Start of THE RECORDS

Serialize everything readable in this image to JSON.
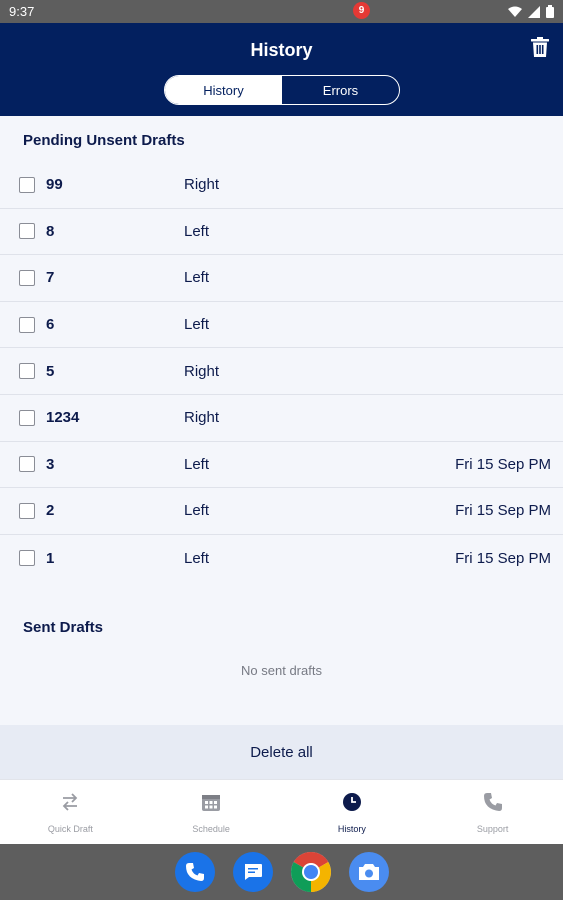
{
  "status_bar": {
    "time": "9:37"
  },
  "header": {
    "title": "History",
    "tabs": [
      {
        "label": "History",
        "active": true
      },
      {
        "label": "Errors",
        "active": false
      }
    ]
  },
  "pending": {
    "title": "Pending Unsent Drafts",
    "rows": [
      {
        "number": "99",
        "side": "Right",
        "date": ""
      },
      {
        "number": "8",
        "side": "Left",
        "date": ""
      },
      {
        "number": "7",
        "side": "Left",
        "date": ""
      },
      {
        "number": "6",
        "side": "Left",
        "date": ""
      },
      {
        "number": "5",
        "side": "Right",
        "date": ""
      },
      {
        "number": "1234",
        "side": "Right",
        "date": ""
      },
      {
        "number": "3",
        "side": "Left",
        "date": "Fri 15 Sep PM"
      },
      {
        "number": "2",
        "side": "Left",
        "date": "Fri 15 Sep PM"
      },
      {
        "number": "1",
        "side": "Left",
        "date": "Fri 15 Sep PM"
      }
    ]
  },
  "sent": {
    "title": "Sent Drafts",
    "empty_message": "No sent drafts"
  },
  "delete_all_label": "Delete all",
  "bottom_nav": {
    "items": [
      {
        "label": "Quick Draft",
        "icon": "swap-arrows-icon",
        "active": false
      },
      {
        "label": "Schedule",
        "icon": "calendar-icon",
        "active": false
      },
      {
        "label": "History",
        "icon": "clock-icon",
        "active": true,
        "badge": "9"
      },
      {
        "label": "Support",
        "icon": "phone-icon",
        "active": false
      }
    ]
  },
  "colors": {
    "header_bg": "#03205f",
    "text_primary": "#0d1b4c",
    "badge": "#e53935",
    "status_bar": "#5e5e5e"
  },
  "dock": [
    "phone-app-icon",
    "messages-app-icon",
    "chrome-app-icon",
    "camera-app-icon"
  ]
}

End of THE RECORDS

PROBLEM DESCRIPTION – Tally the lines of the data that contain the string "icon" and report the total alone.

TASK OUTPUT – 8